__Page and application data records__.
[Start of section]

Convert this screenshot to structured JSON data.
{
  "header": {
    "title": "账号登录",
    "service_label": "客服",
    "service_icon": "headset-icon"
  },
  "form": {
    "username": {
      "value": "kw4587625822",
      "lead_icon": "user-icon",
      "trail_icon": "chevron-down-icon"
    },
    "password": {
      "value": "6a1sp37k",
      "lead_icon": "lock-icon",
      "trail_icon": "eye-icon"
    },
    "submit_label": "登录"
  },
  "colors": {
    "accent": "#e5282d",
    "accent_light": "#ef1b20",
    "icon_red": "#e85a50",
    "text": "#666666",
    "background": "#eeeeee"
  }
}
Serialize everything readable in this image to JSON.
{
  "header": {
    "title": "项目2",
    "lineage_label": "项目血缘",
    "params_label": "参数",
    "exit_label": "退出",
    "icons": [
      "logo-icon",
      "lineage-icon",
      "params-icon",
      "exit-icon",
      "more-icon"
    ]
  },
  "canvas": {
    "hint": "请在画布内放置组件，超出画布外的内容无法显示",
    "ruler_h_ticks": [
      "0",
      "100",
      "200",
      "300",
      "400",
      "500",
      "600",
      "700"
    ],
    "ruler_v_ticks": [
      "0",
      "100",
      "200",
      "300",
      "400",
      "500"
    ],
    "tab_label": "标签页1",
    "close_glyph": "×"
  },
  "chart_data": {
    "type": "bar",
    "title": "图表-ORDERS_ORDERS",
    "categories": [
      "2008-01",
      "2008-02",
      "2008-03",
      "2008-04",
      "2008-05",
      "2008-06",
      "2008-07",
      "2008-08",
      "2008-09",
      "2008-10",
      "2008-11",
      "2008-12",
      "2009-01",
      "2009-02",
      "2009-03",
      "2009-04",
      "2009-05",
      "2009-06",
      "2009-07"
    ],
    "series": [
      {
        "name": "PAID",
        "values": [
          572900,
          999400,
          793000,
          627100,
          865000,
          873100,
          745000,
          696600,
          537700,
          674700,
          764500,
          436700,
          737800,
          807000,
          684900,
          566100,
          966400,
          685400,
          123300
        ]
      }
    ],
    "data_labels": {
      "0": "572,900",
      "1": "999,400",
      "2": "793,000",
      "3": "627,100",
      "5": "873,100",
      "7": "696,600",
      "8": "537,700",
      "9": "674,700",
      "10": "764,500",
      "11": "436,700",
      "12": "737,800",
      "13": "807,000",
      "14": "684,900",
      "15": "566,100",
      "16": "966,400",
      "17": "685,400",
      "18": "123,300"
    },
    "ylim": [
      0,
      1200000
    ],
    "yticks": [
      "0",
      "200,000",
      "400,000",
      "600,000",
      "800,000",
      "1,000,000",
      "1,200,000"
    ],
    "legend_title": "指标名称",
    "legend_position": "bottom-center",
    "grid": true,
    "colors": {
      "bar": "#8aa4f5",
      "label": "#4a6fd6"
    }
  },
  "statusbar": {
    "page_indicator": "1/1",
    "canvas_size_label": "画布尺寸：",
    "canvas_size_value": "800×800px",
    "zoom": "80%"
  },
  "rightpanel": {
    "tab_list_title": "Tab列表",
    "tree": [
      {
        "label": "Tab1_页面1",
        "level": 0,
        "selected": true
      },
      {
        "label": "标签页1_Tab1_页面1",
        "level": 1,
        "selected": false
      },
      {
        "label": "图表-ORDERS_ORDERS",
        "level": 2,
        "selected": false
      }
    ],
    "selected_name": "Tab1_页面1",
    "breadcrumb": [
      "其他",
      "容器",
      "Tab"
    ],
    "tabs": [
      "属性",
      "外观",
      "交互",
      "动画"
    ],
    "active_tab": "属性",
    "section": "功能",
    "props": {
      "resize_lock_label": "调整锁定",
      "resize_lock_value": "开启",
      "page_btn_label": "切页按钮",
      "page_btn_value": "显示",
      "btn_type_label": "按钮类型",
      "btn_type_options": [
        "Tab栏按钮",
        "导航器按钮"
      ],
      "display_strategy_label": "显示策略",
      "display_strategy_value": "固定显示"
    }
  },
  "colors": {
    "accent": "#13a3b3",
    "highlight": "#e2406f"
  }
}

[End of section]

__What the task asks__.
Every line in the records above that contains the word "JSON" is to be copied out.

__Written solution__.
Convert this screenshot to structured JSON data.
Serialize everything readable in this image to JSON.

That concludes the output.